"There's (one more) month in the season than there are people in our leadership group, so I just kept it on him this month," Trotz said. "But he's done a good job. He’s grown into that role.
"I think everyone in the room respects what he's done for us on the ice, and he's grown to the point where everyone respects what he brings off the ice, too."
"It's pretty special to be recognized as a leader on this team because there are so many guys that are leaders here," Weber said. "We've got a good strong group of core guys that know which direction to push and help each other out."
-- Phil Coffey - NHL.com Sr. Editorial Director
This is a kid who loves the comedy of Will Ferrell, the variety in rock music provided by Canada's Nickelback, fishing, boating, baseball and golf. He also loves to be ultra-competitive, pounding pucks with his brother and recording a shot speed of 78 mph when he was just 13. That speed has risen to the upper 90s now.
"Being under the pressure of junior hockey at a young age was something that helped me come a long way," Weber recalled. "Then my eyes were really opened up to a new kind of drive and determination once I turned pro."
Weber credits Milwaukee's coaching staff in the American Hockey League, headed by former NHL defenseman Claude Noel, with making him NHL-ready as Weber split his first pro season between the Predators and Admirals.
"Claude taught me to adjust to the pro game, where you're playing against bigger, stronger and faster players," Weber said. "He also taught me to be more competitive and make each shift more focused and intense. There's so much more preparation to the game at every level, especially in the NHL."
One step at a time, Weber has graduated with honors.
"On every level of hockey, once Shea started feeling comfortable, he's always excelled," Trotz said. "He reminds me of a young Rob Blake the way he can shoot the puck, the way he can step up into the play offensively and the way he can be a physical force on the defensive end.
"To me, Shea is the best young defenseman in the National Hockey League. He is going to be one of those defensemen you're going to talk about come Norris Trophy time every year for the next few years."

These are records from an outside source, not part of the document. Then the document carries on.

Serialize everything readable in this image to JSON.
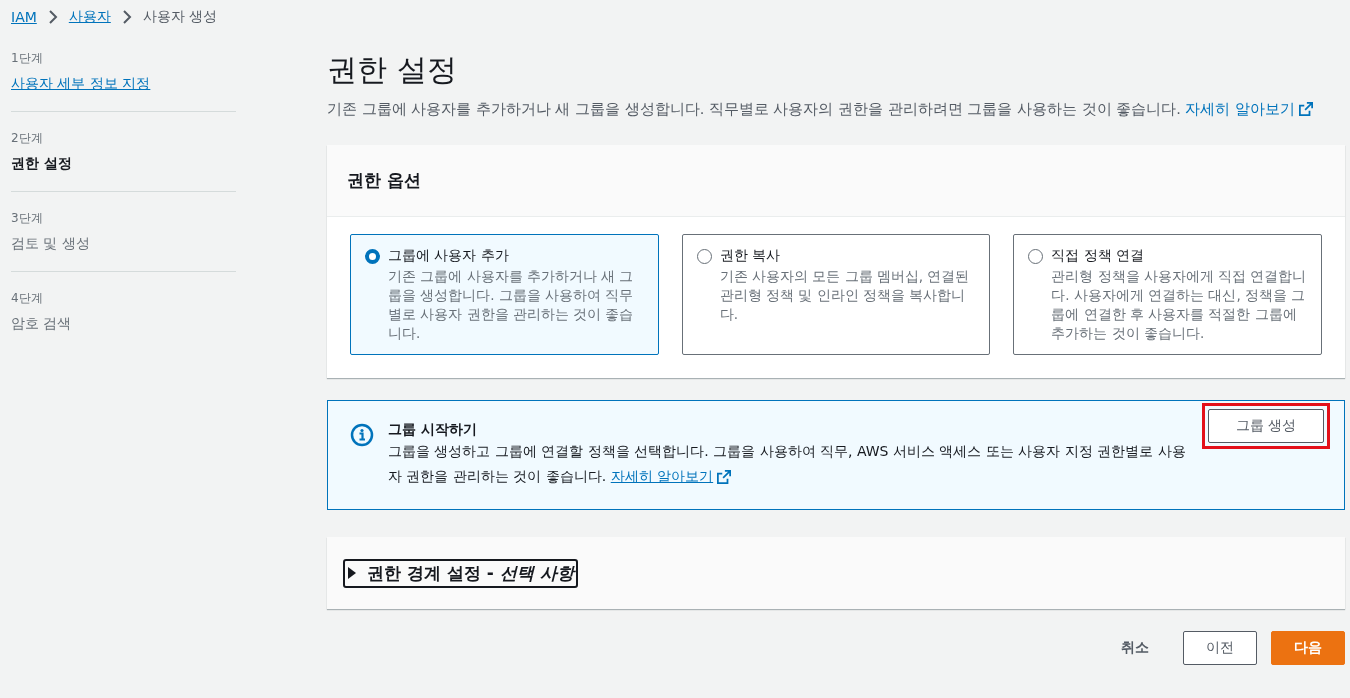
{
  "breadcrumbs": [
    {
      "label": "IAM",
      "kind": "link"
    },
    {
      "label": "사용자",
      "kind": "link"
    },
    {
      "label": "사용자 생성",
      "kind": "current"
    }
  ],
  "steps": [
    {
      "label": "1단계",
      "title": "사용자 세부 정보 지정",
      "kind": "done"
    },
    {
      "label": "2단계",
      "title": "권한 설정",
      "kind": "current"
    },
    {
      "label": "3단계",
      "title": "검토 및 생성",
      "kind": "upcoming"
    },
    {
      "label": "4단계",
      "title": "암호 검색",
      "kind": "upcoming"
    }
  ],
  "page": {
    "title": "권한 설정",
    "description": "기존 그룹에 사용자를 추가하거나 새 그룹을 생성합니다. 직무별로 사용자의 권한을 관리하려면 그룹을 사용하는 것이 좋습니다.",
    "link": "자세히 알아보기"
  },
  "permission_options": {
    "title": "권한 옵션",
    "options": [
      {
        "label": "그룹에 사용자 추가",
        "description": "기존 그룹에 사용자를 추가하거나 새 그룹을 생성합니다. 그룹을 사용하여 직무별로 사용자 권한을 관리하는 것이 좋습니다.",
        "selected": true
      },
      {
        "label": "권한 복사",
        "description": "기존 사용자의 모든 그룹 멤버십, 연결된 관리형 정책 및 인라인 정책을 복사합니다.",
        "selected": false
      },
      {
        "label": "직접 정책 연결",
        "description": "관리형 정책을 사용자에게 직접 연결합니다. 사용자에게 연결하는 대신, 정책을 그룹에 연결한 후 사용자를 적절한 그룹에 추가하는 것이 좋습니다.",
        "selected": false
      }
    ]
  },
  "info": {
    "title": "그룹 시작하기",
    "text": "그룹을 생성하고 그룹에 연결할 정책을 선택합니다. 그룹을 사용하여 직무, AWS 서비스 액세스 또는 사용자 지정 권한별로 사용자 권한을 관리하는 것이 좋습니다.",
    "link": "자세히 알아보기",
    "button": {
      "label": "그룹 생성",
      "highlighted": true
    }
  },
  "boundary": {
    "title": "권한 경계 설정 - *선택 사항*",
    "expanded": false
  },
  "footer": {
    "cancel": "취소",
    "previous": "이전",
    "next": "다음"
  }
}
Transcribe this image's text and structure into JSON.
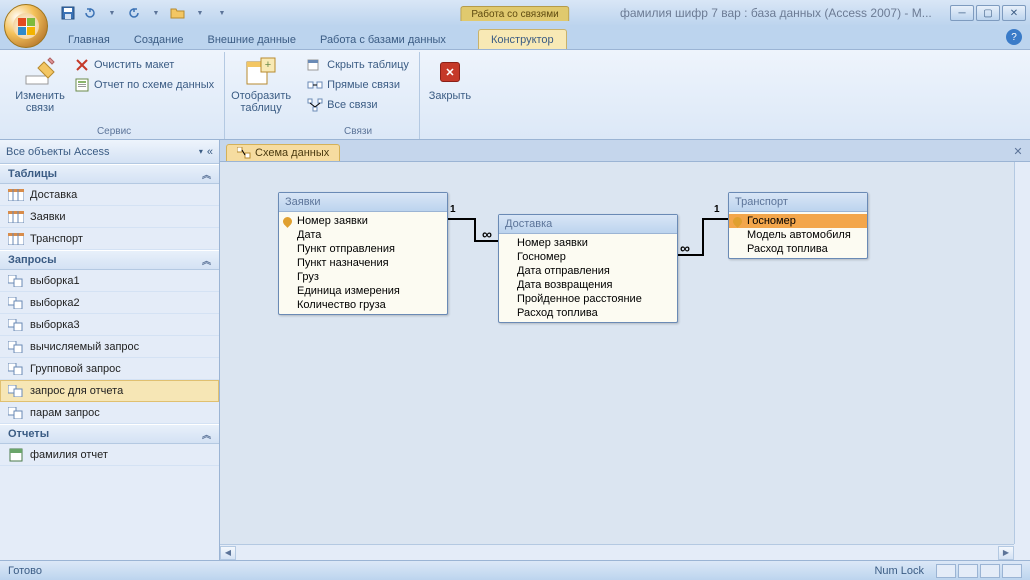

And you do that with a determined drive to overcome whatever obstacle that might get in your way like Shea Weber
Author: Larry Wigge | NHL.com Columnist